Abroad Kropotkin collaborated with Elisée Reclus in preparing the publication Land and People: A Universal Geography. He participated in the work of the London Geographical Society, wrote articles on the geography of Russia for the Encyclopaedia Britannica (9th-l 1th eds., 1875–1911), and collaborated (1883–1917) on the journal The Nineteenth Century and After. Taking T. Huxley’s place on the latter publication, he directed its scholarly survey (1892–1901). In 1893 he was elected a member of the British Scientific Association. After spending some time in Canada, he posited the idea of the geological kinship of Canada and Siberia (1897). In 1903–04 he advanced the hypothesis of the “desiccation of the European-Asian continent” in postglacial times, which he subdivided into the “lake period” and the “period of desiccation” (”The Desiccation of Eur.-Asia,” GeographicalJournal, 1904, vol. 23, no. 6). However, this hypothesis was criticized by a number of scientists (L. S. Berg, for example).
Among the geographic features named after Kropotkin are a mountain range in the Patom plateau, a mountain range and volcano in the Vostochnyi Saian, and a mountain in Olekma Stanovik. A town in Krasnodar Krai and an urban-type settlement in Irkutsk Oblast have also been named after him.
WORKSSobr. soch., vols. 1, 4, 5, 7. St. Petersburg, 1906-07.
Sobr. soch., vols. 1–2. Moscow, 1918–19.
Dnevnik. Moscow-Petrograd, 1923.
Perepiska Petra i Aleksandra Kropotkinykh, vols. 1–2. Moscow-Leningrad, 1932–33.
Zapiski revoliutsionera. Moscow, 1966.
REFERENCESLenin, V. I. Poln. sobr. soch., 5th ed. (See Index volume, part 2.)
Bonch-Bruevich, V. D. “Pamiati Kropotkina: Vstrecha V. I. Lenina s P. A. Kropotkinym.” Izbr. soch., vol. 3. Moscow, 1963.
Blium, R. N. “Vzgliady P. A. Kropotkina na revoliutsiiu.” Uch. zapiski Tartuskogo un-ta, 1969, issue 241.
Starostin, E. V. “O vstrechakh V. I. Lenina i P. A. Kropotkina.” Arkheograficheskii ezhegodnik za 1968 g. Moscow, 1970.
Anisimov, S. S. Puteshestviia P. A. Kropotkina. Moscow-Leningrad, 1943.

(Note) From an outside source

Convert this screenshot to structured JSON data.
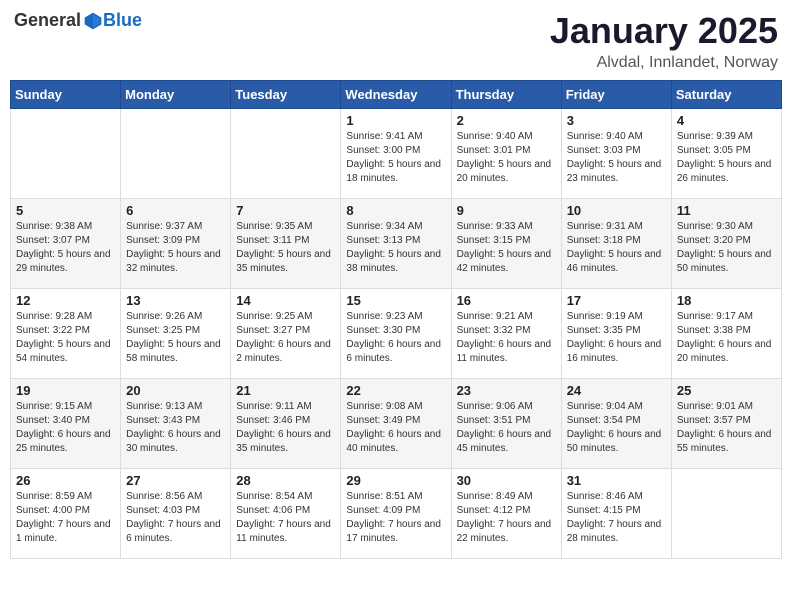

Sokolov, N. N. “P. A. Kropotkin kak geograf.” Trudy in-ta istorii estestvoznaniia AN SSSR, vol. 4. Moscow, 1952.
Pirumova, N. M. P. A. Kropotkin. Moscow, 1972. (Bibliography.)
N. M. PIRUMOVA